There is a simple fact that every marketer should know if they do not already which can make a huge difference in a marketing campaign. That fact is that an ad has to be in view in order for it to see any engagement or conversion. How is an ad that is out of view supposed to be clicked or generate any conversions? Somehow, these out of view ads are generating results, but in order for the real substantial results to occur, an ad must be in view for the consumer. According to a recent article by eMarketer, the difference is pretty substantial, even though it is something that many marketers think will make little difference.
Using results from a study by MediaMind, a digital advertising solutions provider, eMarketer shows that overall, rich media ads generate a clickthrough rate of about 0.22%. However, the clickthrough rate for viewable rich media ads boasts an average of 0.34%. With a bit of simple math one can determine that that is a 54.5% increase from the overall CTR. These are ads that are categorized as viewable by literally being in view, or at least 50% in view, for at least one second.
The viewability of ads also had a big impact on conversions, according to eMarketer.
The significance of viewability rose further when measuring conversions. Post-click conversions rose in tandem with clickthrough rates. And once ads reached 60% viewability, and kept rising, clicks—and post-click conversions—rose alongside.
So, what can be done if your ads are not exactly viewable? Well, the only real solution is to make them viewable, of course, and to do that more money needs to be spent. It just goes to show that the more expensive an ad placement is, the better the results will be, as is the way of the world. Quality costs more these days, and finding ways around spending the extra change is not as possible as it once was.
Since viewability may not be in the cards, eMarketer has a few suggestions to avoid the subject all together.
“Marketers can also look beyond viewability in the hopes that ads placed alongside engaging content, in front of an appropriate audience, will be seen whether they are further down the page or not.”
Some marketers are worried that if they start spending money for the larger, more expensive placements of their ads, they will be losing much more if the ad does not succeed. However, with the average CTRs and conversion rates attributed to the more viewable rich media ads in eMarketer’s article, it is starting to seem that taking that risk may very well be the best answer, if not the only answer to better rich media ad success. After all, marketers cannot expect the consumer to do all the work to generate results on ads.
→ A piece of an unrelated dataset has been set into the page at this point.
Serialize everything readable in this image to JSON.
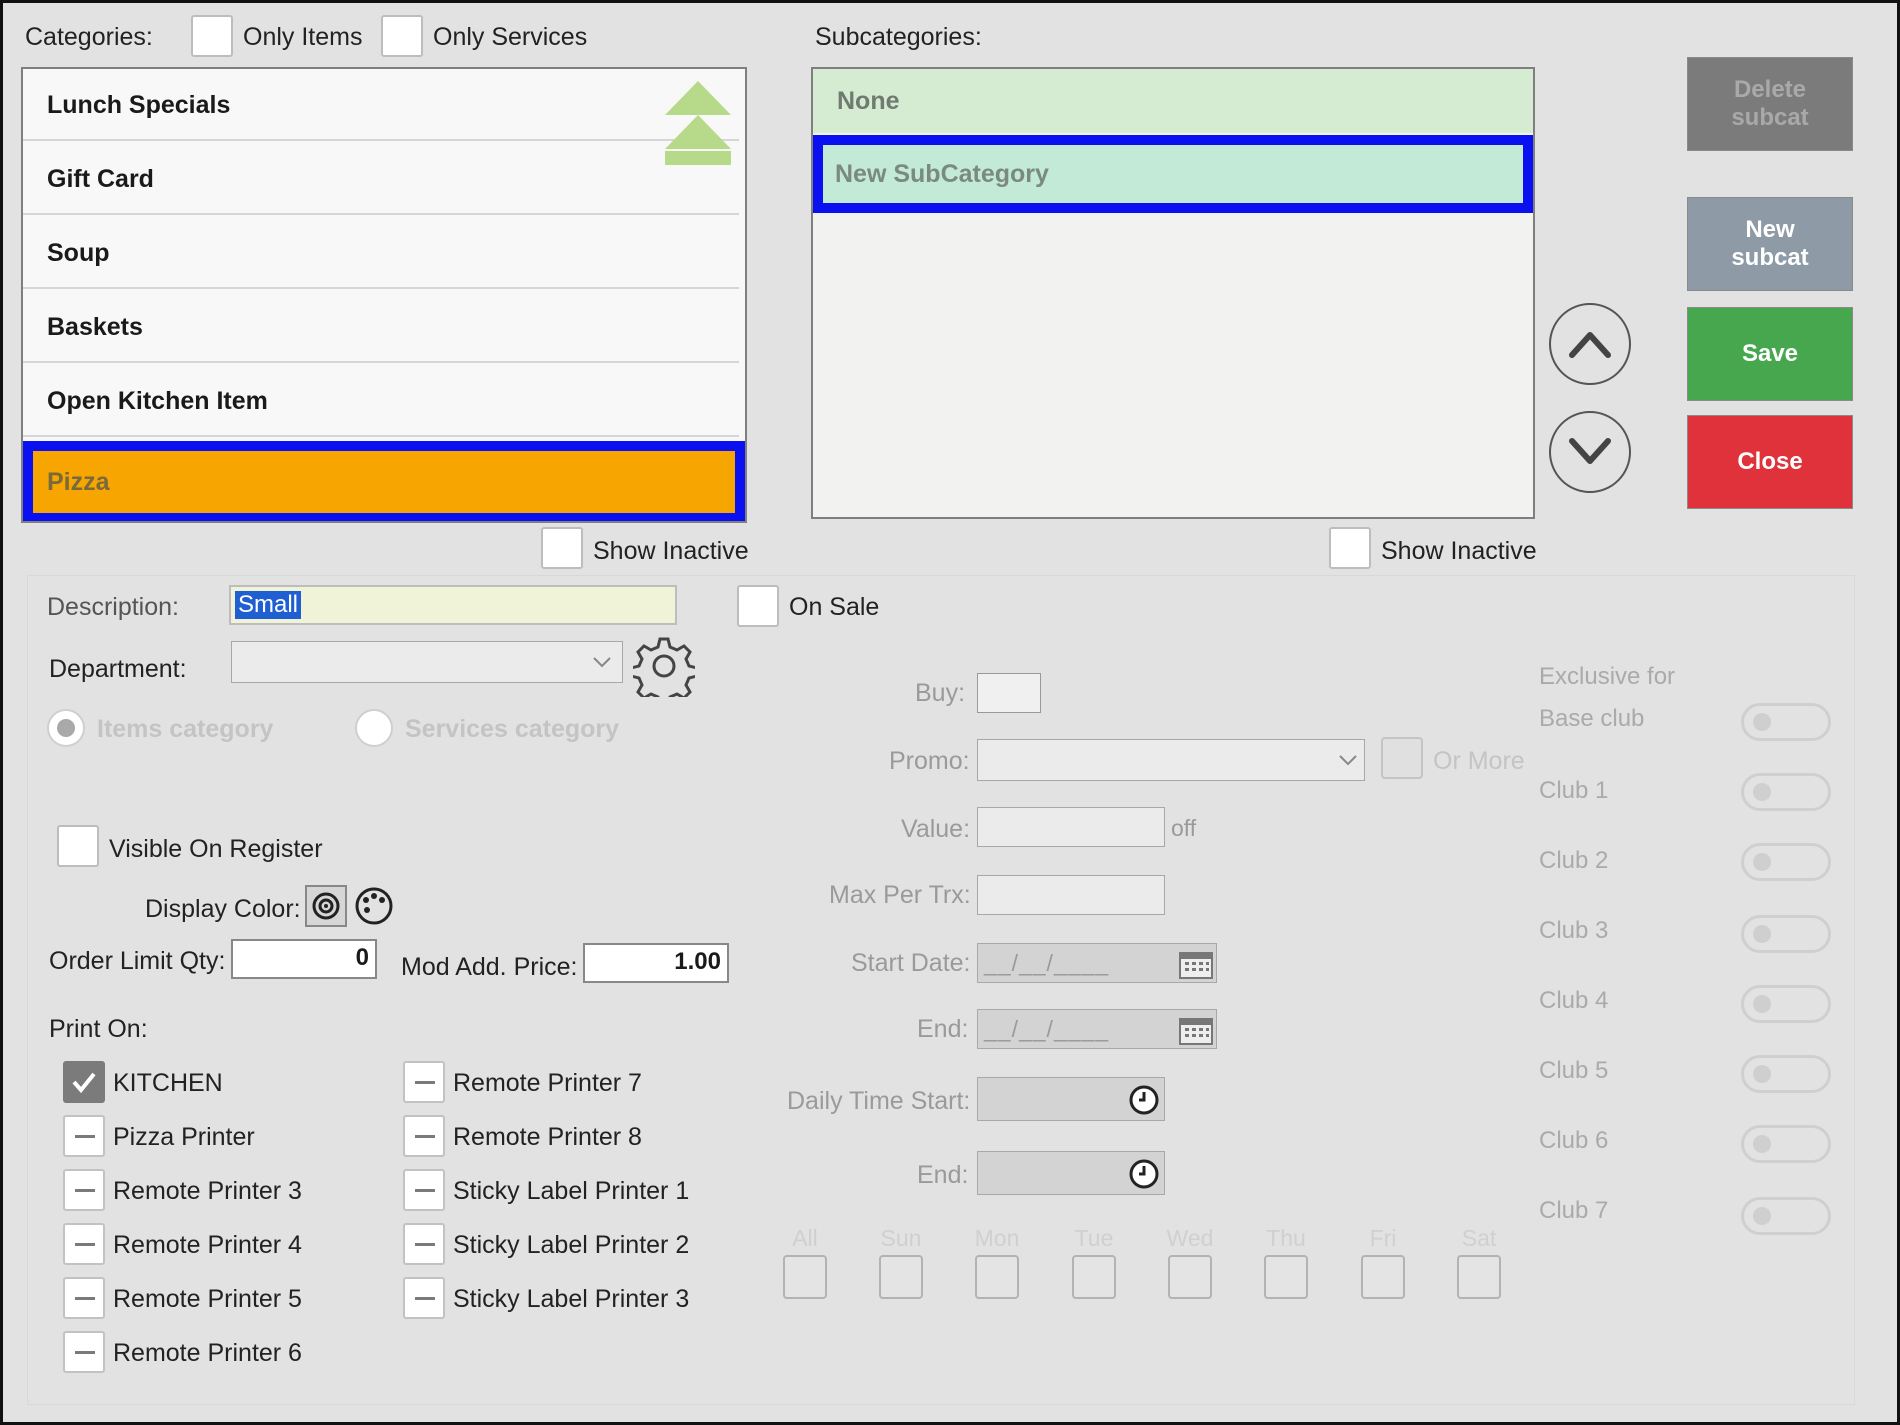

It is the marketer’s job to do all that they can to generate results and if that means spending a bit more money on placement to increase CTR that may be necessary. If all else fails, it seems one must take the bigger risk.